> _WORK ITEM_:
Copy the records below exactly, leaving out every picture.
─── EXTRACTED INFORMATION ───
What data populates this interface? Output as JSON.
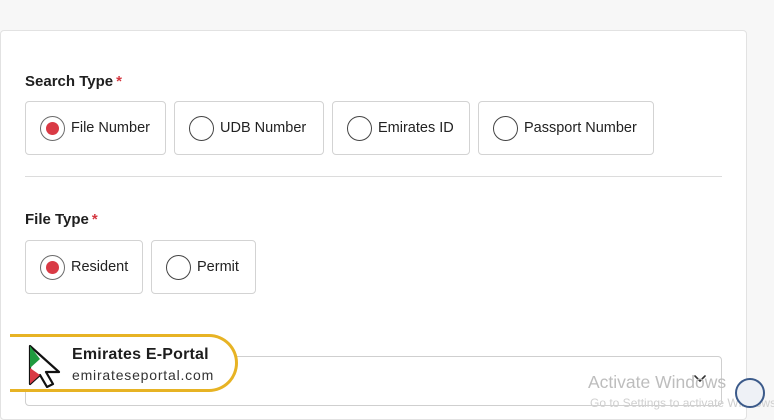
{
  "search_type": {
    "label": "Search Type",
    "required_mark": "*",
    "options": [
      {
        "label": "File Number",
        "selected": true
      },
      {
        "label": "UDB Number",
        "selected": false
      },
      {
        "label": "Emirates ID",
        "selected": false
      },
      {
        "label": "Passport Number",
        "selected": false
      }
    ]
  },
  "file_type": {
    "label": "File Type",
    "required_mark": "*",
    "options": [
      {
        "label": "Resident",
        "selected": true
      },
      {
        "label": "Permit",
        "selected": false
      }
    ]
  },
  "logo": {
    "title": "Emirates E-Portal",
    "url": "emirateseportal.com"
  },
  "watermark": {
    "title": "Activate Windows",
    "subtitle": "Go to Settings to activate Windows."
  },
  "colors": {
    "accent": "#d93a45",
    "badge_border": "#e7b324"
  }
}
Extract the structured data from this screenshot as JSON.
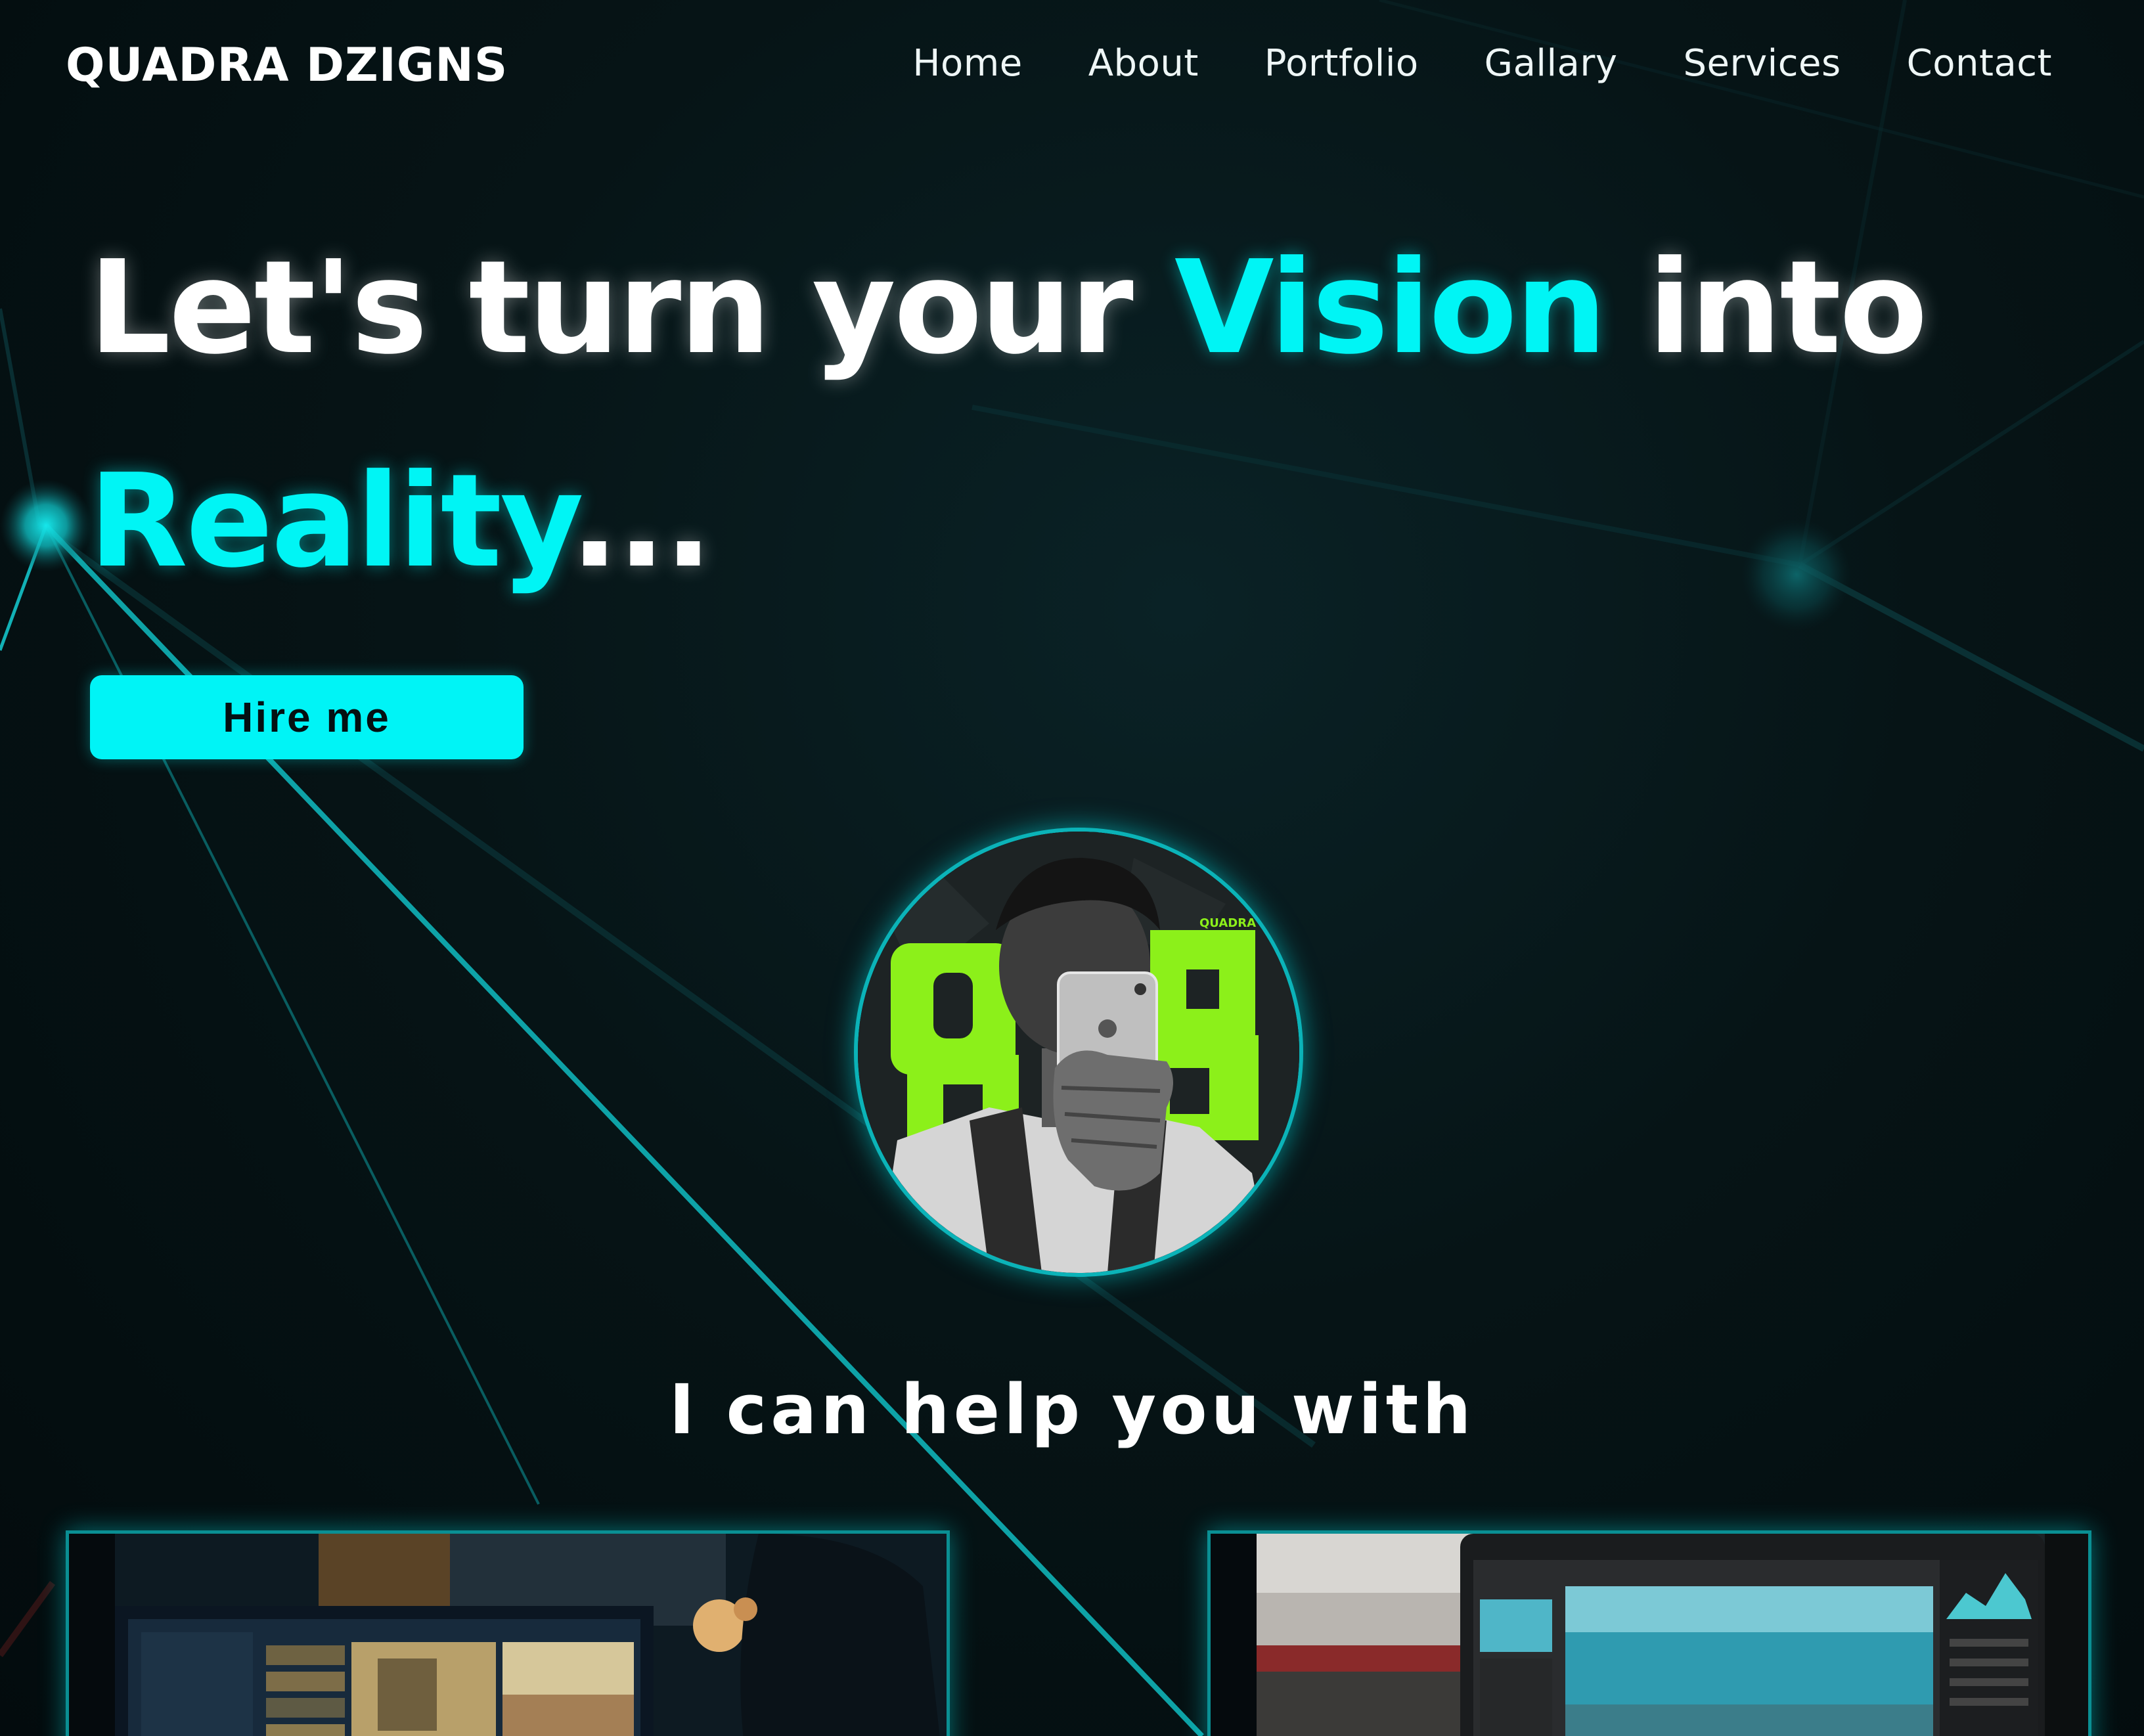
{
  "brand": "QUADRA DZIGNS",
  "nav": {
    "items": [
      "Home",
      "About",
      "Portfolio",
      "Gallary",
      "Services",
      "Contact"
    ]
  },
  "hero": {
    "line1_a": "Let's turn your ",
    "line1_accent": "Vision",
    "line1_b": " into",
    "line2_accent": "Reality",
    "line2_b": "...",
    "cta": "Hire me"
  },
  "avatar": {
    "poster_text": "QUADRA"
  },
  "services": {
    "heading": "I can help you with"
  },
  "colors": {
    "accent": "#00f5f5",
    "background": "#041012",
    "text": "#ffffff",
    "poster_green": "#8cf01a"
  },
  "icons": [
    "avatar-photo",
    "video-editing-photo",
    "photo-editing-photo"
  ]
}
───
> _SOLUTION FOR THIS PROBLEM_:
What data populates this interface? Output as JSON.
{
  "search_type": {
    "label": "Search Type",
    "required_mark": "*",
    "options": [
      {
        "label": "File Number",
        "selected": true
      },
      {
        "label": "UDB Number",
        "selected": false
      },
      {
        "label": "Emirates ID",
        "selected": false
      },
      {
        "label": "Passport Number",
        "selected": false
      }
    ]
  },
  "file_type": {
    "label": "File Type",
    "required_mark": "*",
    "options": [
      {
        "label": "Resident",
        "selected": true
      },
      {
        "label": "Permit",
        "selected": false
      }
    ]
  },
  "logo": {
    "title": "Emirates E-Portal",
    "url": "emirateseportal.com"
  },
  "watermark": {
    "title": "Activate Windows",
    "subtitle": "Go to Settings to activate Windows."
  },
  "colors": {
    "accent": "#d93a45",
    "badge_border": "#e7b324"
  }
}
Extract the structured data from this screenshot as JSON.
{
  "brand": "QUADRA DZIGNS",
  "nav": {
    "items": [
      "Home",
      "About",
      "Portfolio",
      "Gallary",
      "Services",
      "Contact"
    ]
  },
  "hero": {
    "line1_a": "Let's turn your ",
    "line1_accent": "Vision",
    "line1_b": " into",
    "line2_accent": "Reality",
    "line2_b": "...",
    "cta": "Hire me"
  },
  "avatar": {
    "poster_text": "QUADRA"
  },
  "services": {
    "heading": "I can help you with"
  },
  "colors": {
    "accent": "#00f5f5",
    "background": "#041012",
    "text": "#ffffff",
    "poster_green": "#8cf01a"
  },
  "icons": [
    "avatar-photo",
    "video-editing-photo",
    "photo-editing-photo"
  ]
}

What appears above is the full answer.